ACTIVITY: Search the material for the string "screenshot", then return every line where it is found.

* * * * * * *

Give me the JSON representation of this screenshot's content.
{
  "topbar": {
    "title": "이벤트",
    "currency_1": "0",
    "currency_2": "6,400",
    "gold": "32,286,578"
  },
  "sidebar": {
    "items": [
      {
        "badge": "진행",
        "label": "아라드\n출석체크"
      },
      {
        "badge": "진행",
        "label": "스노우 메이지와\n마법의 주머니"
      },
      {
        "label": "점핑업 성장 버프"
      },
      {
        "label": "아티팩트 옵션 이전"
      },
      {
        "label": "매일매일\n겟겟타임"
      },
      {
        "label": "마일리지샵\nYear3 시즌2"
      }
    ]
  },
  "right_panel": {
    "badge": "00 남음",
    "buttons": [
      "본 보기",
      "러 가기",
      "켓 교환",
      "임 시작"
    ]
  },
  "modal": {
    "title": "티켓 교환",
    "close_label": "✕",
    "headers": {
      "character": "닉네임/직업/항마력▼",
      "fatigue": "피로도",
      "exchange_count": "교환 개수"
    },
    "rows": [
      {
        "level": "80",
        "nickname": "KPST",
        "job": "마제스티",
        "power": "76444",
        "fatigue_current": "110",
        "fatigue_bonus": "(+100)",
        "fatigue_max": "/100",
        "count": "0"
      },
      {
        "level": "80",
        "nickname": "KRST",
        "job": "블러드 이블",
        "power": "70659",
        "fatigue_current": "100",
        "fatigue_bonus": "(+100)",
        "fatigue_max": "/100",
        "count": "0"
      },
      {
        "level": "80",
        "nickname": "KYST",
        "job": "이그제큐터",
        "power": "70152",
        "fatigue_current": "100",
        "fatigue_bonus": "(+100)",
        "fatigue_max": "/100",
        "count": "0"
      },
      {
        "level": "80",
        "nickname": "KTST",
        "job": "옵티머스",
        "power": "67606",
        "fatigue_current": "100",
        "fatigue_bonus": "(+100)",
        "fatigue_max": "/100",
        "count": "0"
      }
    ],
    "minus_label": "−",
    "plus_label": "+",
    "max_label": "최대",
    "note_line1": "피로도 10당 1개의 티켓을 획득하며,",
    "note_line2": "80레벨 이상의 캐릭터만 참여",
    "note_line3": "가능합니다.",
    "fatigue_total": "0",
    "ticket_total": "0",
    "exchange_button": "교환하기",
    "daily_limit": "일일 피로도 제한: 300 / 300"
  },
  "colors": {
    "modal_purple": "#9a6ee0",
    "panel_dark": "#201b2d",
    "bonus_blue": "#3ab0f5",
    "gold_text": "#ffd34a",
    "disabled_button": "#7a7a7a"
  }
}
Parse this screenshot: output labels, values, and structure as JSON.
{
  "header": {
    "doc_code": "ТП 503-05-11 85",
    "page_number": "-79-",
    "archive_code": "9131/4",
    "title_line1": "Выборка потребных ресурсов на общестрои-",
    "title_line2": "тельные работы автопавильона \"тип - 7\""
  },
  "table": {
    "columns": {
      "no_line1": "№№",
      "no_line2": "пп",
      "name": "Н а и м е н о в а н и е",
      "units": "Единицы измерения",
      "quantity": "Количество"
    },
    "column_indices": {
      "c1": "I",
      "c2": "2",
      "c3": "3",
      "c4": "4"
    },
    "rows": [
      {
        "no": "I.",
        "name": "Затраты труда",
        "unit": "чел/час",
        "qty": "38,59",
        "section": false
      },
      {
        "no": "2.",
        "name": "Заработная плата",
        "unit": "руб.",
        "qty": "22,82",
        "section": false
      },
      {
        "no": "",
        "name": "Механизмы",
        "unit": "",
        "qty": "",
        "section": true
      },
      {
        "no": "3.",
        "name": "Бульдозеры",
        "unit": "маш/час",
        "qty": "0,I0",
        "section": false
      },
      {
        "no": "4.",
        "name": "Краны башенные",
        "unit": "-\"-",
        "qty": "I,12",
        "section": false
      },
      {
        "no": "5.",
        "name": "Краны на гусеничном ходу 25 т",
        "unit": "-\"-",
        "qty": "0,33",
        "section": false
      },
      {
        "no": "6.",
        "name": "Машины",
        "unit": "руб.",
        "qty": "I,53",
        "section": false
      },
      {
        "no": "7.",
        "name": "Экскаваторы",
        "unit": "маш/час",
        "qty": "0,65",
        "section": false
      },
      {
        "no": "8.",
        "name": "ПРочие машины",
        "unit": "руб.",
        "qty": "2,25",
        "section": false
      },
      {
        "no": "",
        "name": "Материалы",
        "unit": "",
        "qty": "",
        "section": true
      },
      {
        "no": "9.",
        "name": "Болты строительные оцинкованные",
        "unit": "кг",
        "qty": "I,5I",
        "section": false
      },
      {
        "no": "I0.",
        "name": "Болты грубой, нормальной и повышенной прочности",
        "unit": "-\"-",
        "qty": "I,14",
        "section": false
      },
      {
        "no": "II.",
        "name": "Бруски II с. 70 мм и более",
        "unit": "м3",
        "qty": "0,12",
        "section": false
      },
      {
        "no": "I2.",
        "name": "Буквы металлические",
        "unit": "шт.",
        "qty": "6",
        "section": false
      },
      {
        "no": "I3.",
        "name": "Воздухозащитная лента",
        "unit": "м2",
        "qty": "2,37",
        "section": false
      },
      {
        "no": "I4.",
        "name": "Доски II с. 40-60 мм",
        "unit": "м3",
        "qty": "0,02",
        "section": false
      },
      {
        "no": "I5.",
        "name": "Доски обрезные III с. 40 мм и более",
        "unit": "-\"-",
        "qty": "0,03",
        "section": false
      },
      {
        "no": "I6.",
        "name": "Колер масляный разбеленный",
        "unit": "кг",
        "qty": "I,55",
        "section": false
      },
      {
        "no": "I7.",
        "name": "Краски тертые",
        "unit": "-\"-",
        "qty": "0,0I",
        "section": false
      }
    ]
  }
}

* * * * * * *

TASK RESPONSE:
Give me the JSON representation of this screenshot's content.
Parse this screenshot: output labels, values, and structure as JSON.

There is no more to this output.